Monti was first called up to represent the Argentina national team in 1924. He won the 1927 South American Championship and the silver medal at the 1928 Summer Olympics.[6] With Monti as a key player, Argentina cruised to the World Cup final in 1930, defeating France, Mexico, Chile, and the United States. Monti scored two goals along the way, and injured opponents with his tackling. Some sources speculate that Monti was carrying an injury, but whatever the truth, and despite a death threat,[7] he had a quiet game as Uruguay triumphed 4–2.


In 1930 Monti was signed by the Italian club Juventus, as he had Italian citizenship. As he was overweight and out of condition, he had a month's solitary training. Monti was back to top form helping Juventus to four consecutive Serie A titles (1932 to 1935), also serving as the club's captain. Monti went on to play 225 matches and scored 19 goals in Italy.

He was also called up, within a year, to play for the Italy national team as an oriundo. Hosts Italy won their way to the 1934 World Cup final and defeated Czechoslovakia 2–1.[4] And he also was a part of the successful squad that won the 1933–35 Central European International Cup.

The Battle of Highbury[edit]

The Battle of Highbury is a match that took place between Italy and England on 14 November 1934 at Highbury, the home ground of Arsenal. Monti was playing centre half for Italy, but as early as the second minute he broke a bone in his foot after a clash with England centre forward Ted Drake. Down to 10 men, in the days before substitutes, Italy succumbed 2–3.[8] Monti was only to play twice more for Italy.

In total Monti won 16 caps (5 goals) for Argentina between 1924 and 1931, and 18 caps (1 goal) for Italy between 1932 and 1936.

After football[edit]

Monti became manager after retiring. In 1947, he managed the first team of Huracán.

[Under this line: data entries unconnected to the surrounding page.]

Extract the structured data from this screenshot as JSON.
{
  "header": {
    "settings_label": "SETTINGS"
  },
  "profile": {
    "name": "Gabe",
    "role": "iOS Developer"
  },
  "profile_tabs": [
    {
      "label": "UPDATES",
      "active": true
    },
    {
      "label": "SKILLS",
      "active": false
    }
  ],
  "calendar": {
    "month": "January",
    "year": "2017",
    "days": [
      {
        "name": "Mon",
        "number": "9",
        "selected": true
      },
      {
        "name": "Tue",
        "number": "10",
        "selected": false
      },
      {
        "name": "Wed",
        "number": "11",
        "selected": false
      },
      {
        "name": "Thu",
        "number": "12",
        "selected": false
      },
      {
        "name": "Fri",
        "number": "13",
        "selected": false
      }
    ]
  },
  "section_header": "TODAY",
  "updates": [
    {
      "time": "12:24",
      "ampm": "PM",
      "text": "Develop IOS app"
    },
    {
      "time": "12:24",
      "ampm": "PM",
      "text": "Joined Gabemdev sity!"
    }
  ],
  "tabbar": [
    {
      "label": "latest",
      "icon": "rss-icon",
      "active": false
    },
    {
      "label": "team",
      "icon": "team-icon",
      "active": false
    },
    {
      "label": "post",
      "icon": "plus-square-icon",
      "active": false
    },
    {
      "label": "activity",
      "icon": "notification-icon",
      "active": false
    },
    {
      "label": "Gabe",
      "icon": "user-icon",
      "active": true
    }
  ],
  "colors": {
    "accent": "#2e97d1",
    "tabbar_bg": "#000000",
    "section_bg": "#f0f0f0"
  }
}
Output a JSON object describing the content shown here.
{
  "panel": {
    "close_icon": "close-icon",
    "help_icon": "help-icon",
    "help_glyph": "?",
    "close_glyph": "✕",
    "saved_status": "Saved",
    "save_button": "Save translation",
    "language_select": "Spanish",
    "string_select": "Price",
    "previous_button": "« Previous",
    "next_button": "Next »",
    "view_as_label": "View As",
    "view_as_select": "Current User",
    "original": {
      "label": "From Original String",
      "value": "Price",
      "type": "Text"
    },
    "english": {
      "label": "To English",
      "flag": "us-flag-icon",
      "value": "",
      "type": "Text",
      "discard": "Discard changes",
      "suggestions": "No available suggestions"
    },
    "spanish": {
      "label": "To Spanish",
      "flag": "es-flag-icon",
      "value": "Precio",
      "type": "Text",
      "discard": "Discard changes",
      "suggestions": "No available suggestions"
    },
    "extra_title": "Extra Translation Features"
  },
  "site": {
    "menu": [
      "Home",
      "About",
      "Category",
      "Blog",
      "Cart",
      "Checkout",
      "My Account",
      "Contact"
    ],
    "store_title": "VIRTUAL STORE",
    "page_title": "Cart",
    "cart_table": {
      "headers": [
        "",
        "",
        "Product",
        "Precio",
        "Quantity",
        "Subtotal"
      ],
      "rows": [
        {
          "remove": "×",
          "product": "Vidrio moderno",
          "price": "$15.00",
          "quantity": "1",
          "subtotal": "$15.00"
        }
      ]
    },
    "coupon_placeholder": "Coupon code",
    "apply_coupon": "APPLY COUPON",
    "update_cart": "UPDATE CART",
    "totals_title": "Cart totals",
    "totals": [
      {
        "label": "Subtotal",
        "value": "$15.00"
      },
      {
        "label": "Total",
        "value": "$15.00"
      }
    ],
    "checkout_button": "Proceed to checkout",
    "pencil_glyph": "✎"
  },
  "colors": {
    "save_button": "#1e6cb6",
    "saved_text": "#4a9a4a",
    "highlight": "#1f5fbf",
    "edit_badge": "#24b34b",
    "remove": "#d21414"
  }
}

He died in 1983 aged 82.

International goals[edit]

Argentina's goal tally first

# Date Venue Opponent Score Result Competition
1. 31 August 1924 Estadio Centenario, Montevideo, Uruguay  Uruguay 3–0 3–2 Friendly
2. 13 June 1928 Olympic Stadium, Amsterdam, Netherlands  Uruguay 1–1 1–2 1928 Summer Olympics
3. 15 July 1930 Estadio Centenario, Montevideo, Uruguay  France 1–0 1–0 1930 FIFA World Cup
4. 26 July 1930 Estadio Centenario, Montevideo, Uruguay  United States 1–0 6–1 1930 FIFA World Cup
5. 4 July 1931 Estadio Sportivo Barracas, Buenos Aires, Argentina  Paraguay 1–1 1–1 Copa Rosa Cheva

Italia's goal tally first

# Date Venue Opponent Score Result Competition
1. 3 December 1933 Stadio Artemio Franchi, Florence, Italy   Switzerland 5–2 5–2 1933–35 Central European International Cup




San Lorenzo








  1. ^ "Luis Monti". Olympedia. Retrieved 11 September 2021.
  2. ^ a b "Azzurro oriundo, ma serve in un Mondiale?". GQ Italia. 9 June 2014. Retrieved 2 June 2015.
  3. ^ Blair Newman (24 April 2015). "The relationship between a player's age and their position on a football pitch". The Guardian. Retrieved 22 January 2016.
  4. ^ a b Molinaro, John F. (24 November 2009). "1934 World Cup: Italy wins for Il Duce". CBC Sports. Canadian Broadcasting Corporation. Retrieved 21 May 2018.
  5. ^ Luis Monti Planet World Cup
  6. ^ Evans, Hilary; Gjerde, Arild; Heijmans, Jeroen; Mallon, Bill; et al. "Luis Monti". Olympics at Sports Reference LLC. Archived from the original on 2020-04-18.
  7. ^ Death threat Archived 2008-01-04 at the Wayback Machine, 1930 World Cup Final: website. Retrieved on March 6, 2008.
  8. ^ "From the Vault: England and Italy do battle at Highbury in 1934". The Guardian. London. 12 November 2008. Retrieved 2 May 2010.
  9. ^ "FIFA World Cup Awards: All-Star Team". Archived from the original on 30 June 2016. Retrieved 19 August 2015.

External links[edit]

Sporting positions
Preceded by Juventus F.C. captains
1935 –'38
Succeeded by
World Cup-winners status
Preceded by Oldest living player
14 July 1979 – 9 September 1983
Succeeded by